It said that in a study of 100 volunteers, 67 percent of the patients receiving the higher dose had immune responses that could protect against infection with the H5N1 avian flu virus, with no serious adverse reactions after two injections.
The Phase I clinical trial, meant to demonstrate the vaccine is safe, was continuing, Vical said in a statement.
"The preliminary results from this Phase 1 trial indicate for the first time that ... DNA vaccination against H5N1 influenza is well-tolerated and can induce impressive antibody responses," Dr. Robert Belshe of Saint Louis University School of Medicine, who monitored safety, said in a statement.
"Successful development of a safe and effective DNA vaccine will help address the potential public health threat of pandemic influenza."
The company says a DNA-based vaccine could be made in six to eight weeks, compared with four to six months for influenza vaccines made the current way, using bits of the actual virus grown in chicken eggs.

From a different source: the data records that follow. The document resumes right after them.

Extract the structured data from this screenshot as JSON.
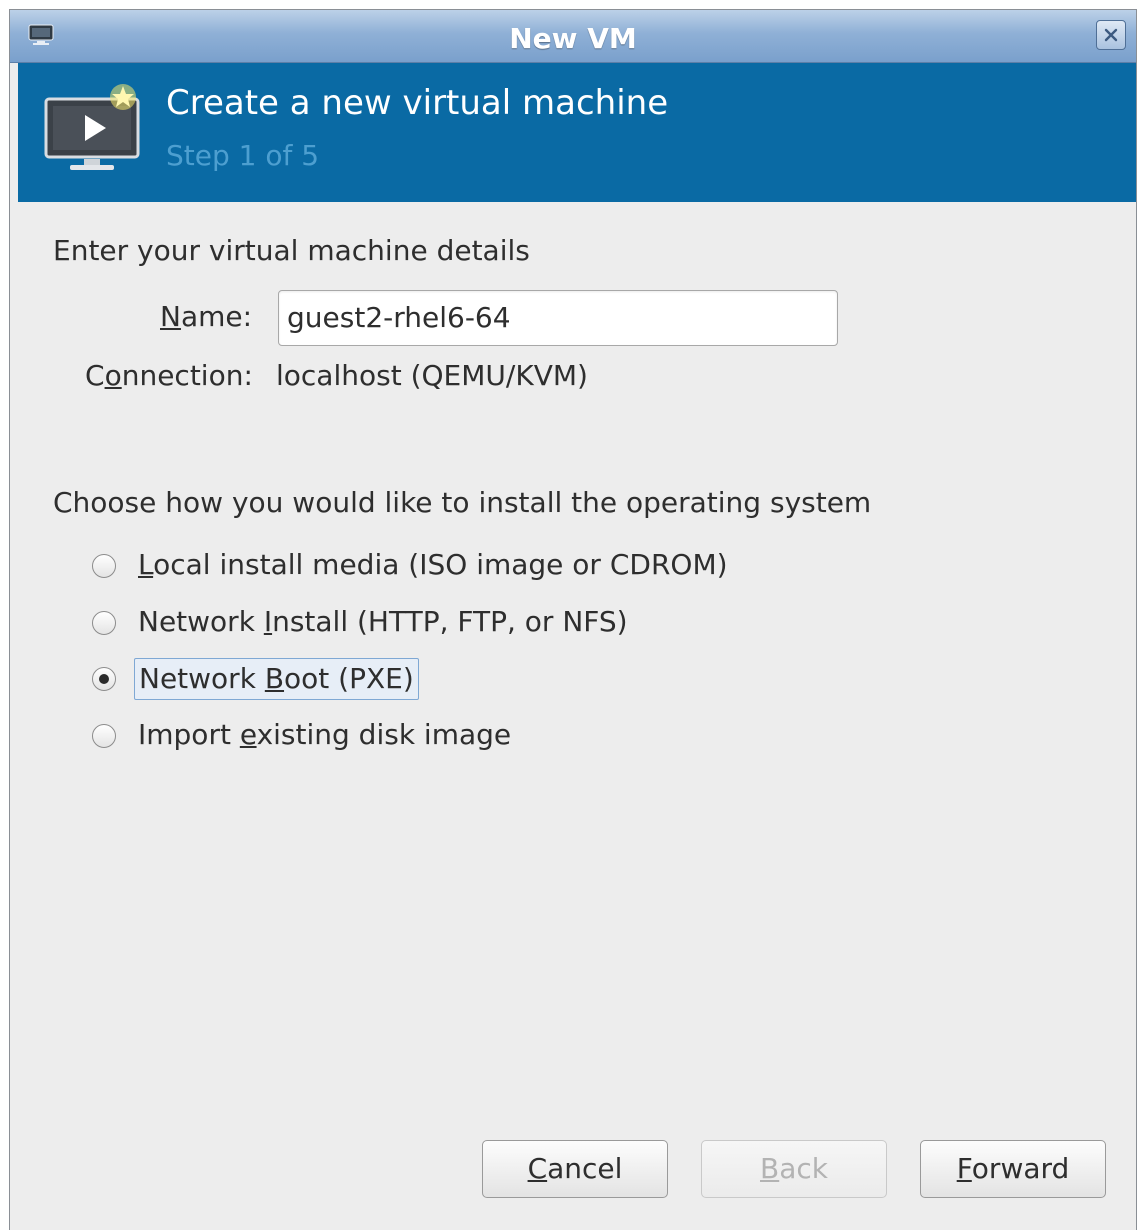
{
  "window": {
    "title": "New VM"
  },
  "banner": {
    "heading": "Create a new virtual machine",
    "step": "Step 1 of 5"
  },
  "details": {
    "section_label": "Enter your virtual machine details",
    "name_label": "Name:",
    "name_value": "guest2-rhel6-64",
    "connection_label": "Connection:",
    "connection_value": "localhost (QEMU/KVM)"
  },
  "install": {
    "section_label": "Choose how you would like to install the operating system",
    "options": [
      {
        "pre": "",
        "mnemonic": "L",
        "post": "ocal install media (ISO image or CDROM)",
        "checked": false
      },
      {
        "pre": "Network ",
        "mnemonic": "I",
        "post": "nstall (HTTP, FTP, or NFS)",
        "checked": false
      },
      {
        "pre": "Network ",
        "mnemonic": "B",
        "post": "oot (PXE)",
        "checked": true
      },
      {
        "pre": "Import ",
        "mnemonic": "e",
        "post": "xisting disk image",
        "checked": false
      }
    ]
  },
  "buttons": {
    "cancel_mnemonic": "C",
    "cancel_rest": "ancel",
    "back_mnemonic": "B",
    "back_rest": "ack",
    "forward_mnemonic": "F",
    "forward_rest": "orward"
  },
  "colors": {
    "banner": "#0a6aa4",
    "step_text": "#4d9fd0",
    "titlebar": "#8fb0d6"
  },
  "icons": {
    "titlebar": "computer-icon",
    "close": "close-icon",
    "banner": "new-vm-monitor-icon"
  }
}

DNA vaccines use bits of genetic material called plasmids. They are meant to generate an immune response against a specific bit of the virus and are designed to last longer than standard vaccines under conditions of heat and cold.
The H5N1 avian flu virus has become entrenched among birds in much of Asia and parts of Europe, Africa and the Middle East. It rarely infects people but it has killed 243 people out of 385 infected in 15 countries, according to the World Health Organization.
Experts fear the constantly mutating virus could change into a form easily transmitted from person to person, perhaps sweeping the world and killing millions.
At least 16 companies are working on vaccines against H5N1. No one knows if they will work against whatever strain might eventually cause a pandemic, but makers agree it is better to be prepared.
"The ability to manufacture DNA vaccines in weeks rather than the months required for conventional vaccines may provide a significant advantage when dealing with an emerging infectious disease such as pandemic influenza," Vijay Samant, Vical's president and chief executive, said in a statement.
The company will present the interim Phase I results at the IBC Life Sciences Next Generation Vaccines conference being held near Washington. (Reporting by Maggie Fox; Editing by Peter Cooney)